Across the data below, state how many lines hold "process", and reply with nothing but that number.

*** Opening of PROVIDED MATERIAL ***

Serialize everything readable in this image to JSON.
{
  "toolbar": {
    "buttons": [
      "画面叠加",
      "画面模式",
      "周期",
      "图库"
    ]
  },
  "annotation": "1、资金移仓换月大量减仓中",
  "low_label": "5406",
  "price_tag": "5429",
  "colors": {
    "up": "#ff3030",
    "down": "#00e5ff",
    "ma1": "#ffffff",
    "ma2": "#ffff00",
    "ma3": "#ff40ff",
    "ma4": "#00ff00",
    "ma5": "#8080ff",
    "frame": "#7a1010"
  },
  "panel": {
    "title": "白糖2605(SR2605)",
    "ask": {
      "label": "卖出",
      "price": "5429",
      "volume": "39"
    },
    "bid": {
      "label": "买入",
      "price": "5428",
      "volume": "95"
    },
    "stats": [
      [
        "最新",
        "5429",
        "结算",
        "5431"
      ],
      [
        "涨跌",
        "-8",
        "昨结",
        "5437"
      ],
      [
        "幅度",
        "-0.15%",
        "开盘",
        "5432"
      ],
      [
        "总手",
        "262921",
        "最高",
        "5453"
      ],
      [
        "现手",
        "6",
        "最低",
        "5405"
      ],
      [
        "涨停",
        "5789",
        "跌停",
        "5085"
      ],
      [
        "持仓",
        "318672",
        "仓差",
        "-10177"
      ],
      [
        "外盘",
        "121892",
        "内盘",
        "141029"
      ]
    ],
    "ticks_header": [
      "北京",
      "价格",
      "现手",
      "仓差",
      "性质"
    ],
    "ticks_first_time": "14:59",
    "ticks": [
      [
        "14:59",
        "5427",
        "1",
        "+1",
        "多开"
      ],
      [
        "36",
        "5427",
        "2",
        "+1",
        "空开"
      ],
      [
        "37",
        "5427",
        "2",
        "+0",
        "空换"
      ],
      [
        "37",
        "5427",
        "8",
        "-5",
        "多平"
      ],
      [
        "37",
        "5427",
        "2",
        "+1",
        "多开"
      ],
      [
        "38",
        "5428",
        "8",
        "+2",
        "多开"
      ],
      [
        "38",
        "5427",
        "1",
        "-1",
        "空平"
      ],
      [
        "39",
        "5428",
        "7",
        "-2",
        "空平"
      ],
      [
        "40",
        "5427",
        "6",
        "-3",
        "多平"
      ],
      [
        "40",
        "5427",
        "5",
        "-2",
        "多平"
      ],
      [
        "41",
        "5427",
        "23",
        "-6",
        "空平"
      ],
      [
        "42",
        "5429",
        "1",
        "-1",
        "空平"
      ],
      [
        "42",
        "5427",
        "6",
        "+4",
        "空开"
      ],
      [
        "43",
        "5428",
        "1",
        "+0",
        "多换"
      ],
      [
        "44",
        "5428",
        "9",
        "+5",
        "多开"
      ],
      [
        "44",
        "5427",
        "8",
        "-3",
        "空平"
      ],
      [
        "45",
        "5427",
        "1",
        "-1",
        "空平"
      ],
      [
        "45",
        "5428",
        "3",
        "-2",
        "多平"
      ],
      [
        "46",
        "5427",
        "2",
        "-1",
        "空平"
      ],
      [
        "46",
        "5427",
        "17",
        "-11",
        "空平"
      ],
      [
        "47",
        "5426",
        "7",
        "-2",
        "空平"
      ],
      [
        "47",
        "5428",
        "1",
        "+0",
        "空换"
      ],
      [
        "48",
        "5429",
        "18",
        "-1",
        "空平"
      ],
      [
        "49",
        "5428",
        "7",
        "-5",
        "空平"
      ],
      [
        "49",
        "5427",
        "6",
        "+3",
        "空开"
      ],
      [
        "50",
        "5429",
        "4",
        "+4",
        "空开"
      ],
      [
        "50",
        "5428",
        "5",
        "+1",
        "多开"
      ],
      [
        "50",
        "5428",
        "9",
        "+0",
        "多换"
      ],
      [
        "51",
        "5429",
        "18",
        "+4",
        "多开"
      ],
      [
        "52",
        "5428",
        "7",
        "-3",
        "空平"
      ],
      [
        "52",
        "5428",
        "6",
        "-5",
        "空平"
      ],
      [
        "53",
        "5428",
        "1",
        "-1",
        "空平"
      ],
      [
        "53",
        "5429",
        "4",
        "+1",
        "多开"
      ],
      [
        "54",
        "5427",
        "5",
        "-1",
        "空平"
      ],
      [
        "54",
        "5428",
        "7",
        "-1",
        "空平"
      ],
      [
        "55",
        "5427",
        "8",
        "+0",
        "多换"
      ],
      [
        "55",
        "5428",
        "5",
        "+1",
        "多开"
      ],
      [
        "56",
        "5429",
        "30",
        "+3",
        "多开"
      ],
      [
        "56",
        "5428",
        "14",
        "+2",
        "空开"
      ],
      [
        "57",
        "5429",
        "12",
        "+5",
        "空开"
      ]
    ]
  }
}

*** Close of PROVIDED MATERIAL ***
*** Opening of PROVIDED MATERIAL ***

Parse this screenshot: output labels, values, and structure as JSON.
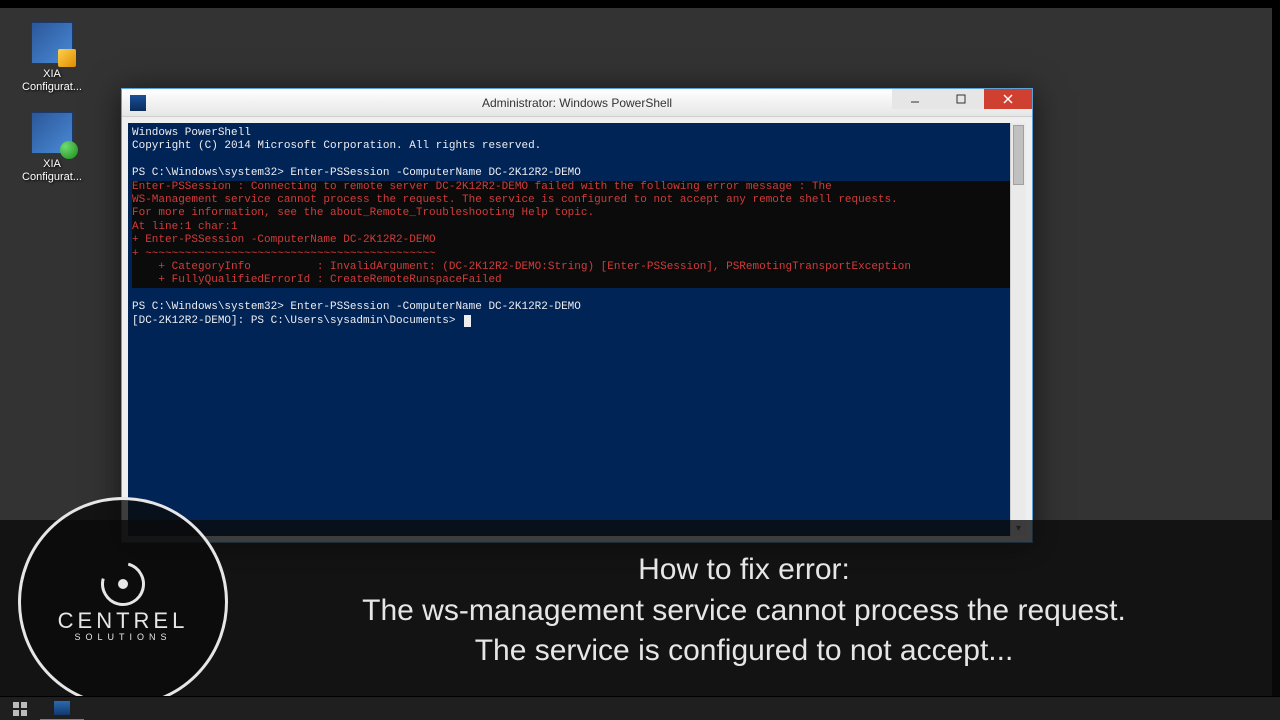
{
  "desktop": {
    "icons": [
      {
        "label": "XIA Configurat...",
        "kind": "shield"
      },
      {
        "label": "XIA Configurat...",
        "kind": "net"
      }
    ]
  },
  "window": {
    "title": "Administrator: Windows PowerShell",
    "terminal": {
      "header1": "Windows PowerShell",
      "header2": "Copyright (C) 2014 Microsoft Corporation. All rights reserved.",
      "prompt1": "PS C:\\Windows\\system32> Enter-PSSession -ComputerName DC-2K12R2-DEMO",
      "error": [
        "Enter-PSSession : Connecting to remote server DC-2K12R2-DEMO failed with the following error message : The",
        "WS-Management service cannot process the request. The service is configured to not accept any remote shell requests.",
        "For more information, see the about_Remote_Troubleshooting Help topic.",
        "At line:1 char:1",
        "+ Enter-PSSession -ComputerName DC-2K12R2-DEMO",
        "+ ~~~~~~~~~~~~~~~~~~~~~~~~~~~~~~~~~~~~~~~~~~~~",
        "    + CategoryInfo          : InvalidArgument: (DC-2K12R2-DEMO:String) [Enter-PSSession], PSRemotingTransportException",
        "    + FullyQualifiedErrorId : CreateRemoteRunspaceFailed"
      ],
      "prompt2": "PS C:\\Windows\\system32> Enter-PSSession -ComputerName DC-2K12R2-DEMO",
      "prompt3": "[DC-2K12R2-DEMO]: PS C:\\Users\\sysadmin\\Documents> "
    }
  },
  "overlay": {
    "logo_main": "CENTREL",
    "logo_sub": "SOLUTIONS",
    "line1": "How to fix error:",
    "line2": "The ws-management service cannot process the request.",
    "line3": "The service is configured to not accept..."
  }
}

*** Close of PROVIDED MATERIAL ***

▶ [SOLUTION TO THE PROBLEM] 2